Every entry that follows is to be duplicated exactly.

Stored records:
• • • • •
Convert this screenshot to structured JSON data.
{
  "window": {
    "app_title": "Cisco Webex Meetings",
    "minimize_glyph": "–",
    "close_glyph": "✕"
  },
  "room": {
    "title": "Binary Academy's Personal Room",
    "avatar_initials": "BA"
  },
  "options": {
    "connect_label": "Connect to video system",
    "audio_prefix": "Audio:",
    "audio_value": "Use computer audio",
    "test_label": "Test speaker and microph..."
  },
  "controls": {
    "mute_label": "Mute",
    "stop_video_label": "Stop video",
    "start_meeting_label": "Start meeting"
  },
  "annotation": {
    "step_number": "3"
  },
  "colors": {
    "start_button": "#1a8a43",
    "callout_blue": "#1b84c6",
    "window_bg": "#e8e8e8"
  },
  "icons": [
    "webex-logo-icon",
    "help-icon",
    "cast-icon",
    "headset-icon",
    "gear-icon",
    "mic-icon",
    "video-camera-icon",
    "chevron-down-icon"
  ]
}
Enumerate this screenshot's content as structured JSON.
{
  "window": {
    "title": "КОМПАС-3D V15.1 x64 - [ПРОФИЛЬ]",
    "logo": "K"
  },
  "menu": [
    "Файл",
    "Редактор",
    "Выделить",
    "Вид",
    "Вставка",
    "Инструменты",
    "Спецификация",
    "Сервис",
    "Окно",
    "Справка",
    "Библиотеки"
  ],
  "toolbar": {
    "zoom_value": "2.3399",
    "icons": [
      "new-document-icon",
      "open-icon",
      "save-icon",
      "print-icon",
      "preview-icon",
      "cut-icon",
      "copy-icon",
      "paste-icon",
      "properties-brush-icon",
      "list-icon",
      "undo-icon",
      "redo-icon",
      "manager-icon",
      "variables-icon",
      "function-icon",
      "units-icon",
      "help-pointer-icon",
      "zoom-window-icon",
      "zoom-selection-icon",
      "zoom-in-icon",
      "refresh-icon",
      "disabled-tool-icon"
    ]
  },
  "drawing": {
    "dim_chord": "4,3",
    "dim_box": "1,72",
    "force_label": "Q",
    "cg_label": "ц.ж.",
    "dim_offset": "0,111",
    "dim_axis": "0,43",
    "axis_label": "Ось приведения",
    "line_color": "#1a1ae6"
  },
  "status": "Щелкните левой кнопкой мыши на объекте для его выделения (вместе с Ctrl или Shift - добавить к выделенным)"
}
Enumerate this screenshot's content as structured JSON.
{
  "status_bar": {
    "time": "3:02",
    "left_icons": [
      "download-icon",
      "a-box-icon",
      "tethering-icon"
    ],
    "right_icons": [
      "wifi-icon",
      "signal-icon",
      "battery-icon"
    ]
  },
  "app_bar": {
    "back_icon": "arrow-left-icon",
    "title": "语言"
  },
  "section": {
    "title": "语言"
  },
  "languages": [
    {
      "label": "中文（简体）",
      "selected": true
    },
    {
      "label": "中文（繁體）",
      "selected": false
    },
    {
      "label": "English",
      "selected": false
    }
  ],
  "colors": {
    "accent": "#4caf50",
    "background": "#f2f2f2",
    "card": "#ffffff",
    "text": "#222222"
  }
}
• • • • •
# ANSWER SECTION
Convert this screenshot to structured JSON data.
{
  "window": {
    "app_title": "Cisco Webex Meetings",
    "minimize_glyph": "–",
    "close_glyph": "✕"
  },
  "room": {
    "title": "Binary Academy's Personal Room",
    "avatar_initials": "BA"
  },
  "options": {
    "connect_label": "Connect to video system",
    "audio_prefix": "Audio:",
    "audio_value": "Use computer audio",
    "test_label": "Test speaker and microph..."
  },
  "controls": {
    "mute_label": "Mute",
    "stop_video_label": "Stop video",
    "start_meeting_label": "Start meeting"
  },
  "annotation": {
    "step_number": "3"
  },
  "colors": {
    "start_button": "#1a8a43",
    "callout_blue": "#1b84c6",
    "window_bg": "#e8e8e8"
  },
  "icons": [
    "webex-logo-icon",
    "help-icon",
    "cast-icon",
    "headset-icon",
    "gear-icon",
    "mic-icon",
    "video-camera-icon",
    "chevron-down-icon"
  ]
}
Enumerate this screenshot's content as structured JSON.
{
  "window": {
    "title": "КОМПАС-3D V15.1 x64 - [ПРОФИЛЬ]",
    "logo": "K"
  },
  "menu": [
    "Файл",
    "Редактор",
    "Выделить",
    "Вид",
    "Вставка",
    "Инструменты",
    "Спецификация",
    "Сервис",
    "Окно",
    "Справка",
    "Библиотеки"
  ],
  "toolbar": {
    "zoom_value": "2.3399",
    "icons": [
      "new-document-icon",
      "open-icon",
      "save-icon",
      "print-icon",
      "preview-icon",
      "cut-icon",
      "copy-icon",
      "paste-icon",
      "properties-brush-icon",
      "list-icon",
      "undo-icon",
      "redo-icon",
      "manager-icon",
      "variables-icon",
      "function-icon",
      "units-icon",
      "help-pointer-icon",
      "zoom-window-icon",
      "zoom-selection-icon",
      "zoom-in-icon",
      "refresh-icon",
      "disabled-tool-icon"
    ]
  },
  "drawing": {
    "dim_chord": "4,3",
    "dim_box": "1,72",
    "force_label": "Q",
    "cg_label": "ц.ж.",
    "dim_offset": "0,111",
    "dim_axis": "0,43",
    "axis_label": "Ось приведения",
    "line_color": "#1a1ae6"
  },
  "status": "Щелкните левой кнопкой мыши на объекте для его выделения (вместе с Ctrl или Shift - добавить к выделенным)"
}
Enumerate this screenshot's content as structured JSON.
{
  "status_bar": {
    "time": "3:02",
    "left_icons": [
      "download-icon",
      "a-box-icon",
      "tethering-icon"
    ],
    "right_icons": [
      "wifi-icon",
      "signal-icon",
      "battery-icon"
    ]
  },
  "app_bar": {
    "back_icon": "arrow-left-icon",
    "title": "语言"
  },
  "section": {
    "title": "语言"
  },
  "languages": [
    {
      "label": "中文（简体）",
      "selected": true
    },
    {
      "label": "中文（繁體）",
      "selected": false
    },
    {
      "label": "English",
      "selected": false
    }
  ],
  "colors": {
    "accent": "#4caf50",
    "background": "#f2f2f2",
    "card": "#ffffff",
    "text": "#222222"
  }
}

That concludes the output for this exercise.